Tech. matters covered in detail by Mitch Persons, Dennis Fischer, and Frederick C. Szebin, Cinefantastique 31.5 (May 1999): 16-27. For Matrix as "The End of Humanism" and a form of "techno-Brahmanism," and the Matrix as "cyber-Maya," see Stuart Klawan's rev. in The Nation 268.15 (26 April 1999): 34-35. (For maya and Brahman, see The Song of God: Bhagavad-Gita, part of the Sanskrit epic The Mahabharata but available separately.)

From Internet Movie Database:

Tagline: Believe the Unbelievable

Plot Outline: A computer hacker learns from mysterious rebels about the true nature of his reality and his role in the war against the controllers of it.

3. Major Cast

Thomas A. Anderson / Neo: Keanu Reeves Morpheus: Laurence Fishburne
Trinity: Carrie-Anne Moss Agent Smith: Hugo Weaving
The Oracle: Gloria Foster Cypher / Mr. Reagan: Joe Pantoliano
Tank: Marcus Chong Apoc: Julian Arahanga
Mouse: Matt Doran Switch: Belinda McClory
Dozer: Anthony Ray Parker Agent Brown: Paul Goddard
Agent Jones: Robert Taylor

4. "M.R.S." and The Matrix

(From an e-mail to ENG/FST 350 by Rich Erlich.)

We can slightly expand the mnemonic inferable from Vivian Sobchack's Screening Space discussion of the basics of SF film, to yield:
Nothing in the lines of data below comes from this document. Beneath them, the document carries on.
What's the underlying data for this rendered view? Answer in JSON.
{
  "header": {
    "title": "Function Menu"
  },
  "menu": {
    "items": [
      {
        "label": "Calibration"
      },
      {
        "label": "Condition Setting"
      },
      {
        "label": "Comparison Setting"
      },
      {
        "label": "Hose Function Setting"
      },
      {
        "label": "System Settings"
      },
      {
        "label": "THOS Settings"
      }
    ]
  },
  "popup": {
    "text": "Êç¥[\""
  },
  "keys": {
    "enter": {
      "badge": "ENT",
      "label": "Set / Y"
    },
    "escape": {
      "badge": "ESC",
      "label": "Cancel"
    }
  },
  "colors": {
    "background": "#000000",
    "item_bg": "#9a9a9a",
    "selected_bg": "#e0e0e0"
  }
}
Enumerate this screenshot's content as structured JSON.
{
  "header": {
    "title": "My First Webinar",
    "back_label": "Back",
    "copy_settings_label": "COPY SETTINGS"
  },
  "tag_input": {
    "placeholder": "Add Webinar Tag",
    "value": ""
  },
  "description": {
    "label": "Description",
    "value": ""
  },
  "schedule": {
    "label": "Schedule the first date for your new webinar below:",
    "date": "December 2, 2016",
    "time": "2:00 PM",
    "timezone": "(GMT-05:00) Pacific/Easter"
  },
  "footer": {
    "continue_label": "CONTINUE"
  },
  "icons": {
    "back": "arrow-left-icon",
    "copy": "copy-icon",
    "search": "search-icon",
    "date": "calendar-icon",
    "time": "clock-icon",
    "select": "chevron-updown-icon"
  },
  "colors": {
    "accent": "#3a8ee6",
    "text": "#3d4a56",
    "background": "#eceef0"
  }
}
M: Magic (+ Mystery + Mysticism)
R: Religion
S: Science

Matrix is solidly cyberpunk, from taking "the Matrix" right out of William Gibson's Neuromancer to the mirrorshades, the cyberpunk "totem" according to Bruce Sterling, the editor of the Mirrorshades collection of cyberpunk stories.

Cyberpunk: cyber + punk, a 1980s term. A cyberpunk might be a "console cowboy," going through cyberspace trying to rob the straight by hacking into electronic accounts. Or a cyberpunk could be a "razor girl" street-samurai: a bodyguard/assassin, who body has been augmented for the job, started with retractable razor-talons/claws. Cyberpunks has been called "the apotheosis [glorification] of the postmodern."

It's interesting to compare and contrast the mystic leaps in Matrix and 2001: A Space Odyssey.

Movement: Outward in Space Odyssey (until the Return to Earth), Inward and Outward in Matrix, but the real action is in cyberspace, not outer space: within, in the matrix (which also means "womb").

Mystic leap: Dave Bowman, with ET help, becomes a god. Anderson -- i.e., son of "Ander" = Man -- becomes Neo (= New [Adam = Man]), who is The Great Black-Clad Hope and who will become ... a savior? The original release was in April: on student said 1 April ("April Fool's Day"), and I'm sure it was during Passover and just before Easter. Anyway, for the original release the Moses/Jesus parallels were unmistakable: Neo will free the slaves and bring salvation.

Medieval Catholic "exegesis" stressed parallels between the Hebrew and Christian scriptures; the Children of Israel pass through the Red Sea from slavery in Egypt into freedom and toward happiness in the Promised Land--yea, even so, individual Christians pass through baptism from slavery unto Satan into freedom in Christ. Cypher wanting to return to the Matrix is like the (relatively few) Israelites who longed for Egypt, plus, of course, Judas I.

Science: Anthropology + Rocket Science (technology actually) in Space Odyssey; computer science (?) in Matrix.

Philosophy/Religion: F. Nietzsche is big in Space Odyssey; Matrix seems to stress Lord Krishna and Hindu/Buddhist idea of maya: the everyday world as illusion.

Note also the different philosophical questions raised. The universe is ultimately a mystery in Space odyssey, but it's bloody-well there. Matrix's dialog insists that the real world there is also there, and real-but the images are more ambiguous, I think. It's all made up of colored lights and sound ...

I'd be interested in your comments on MOD/POSTMOD in Matrix (and Gattaca and Space Odyssey). Offhand, I'd say the Matrix is modern, covering a very po-mo, wasteland reality. The machine-folk are thoroughly modern; the fully human are po-mo in their tastes.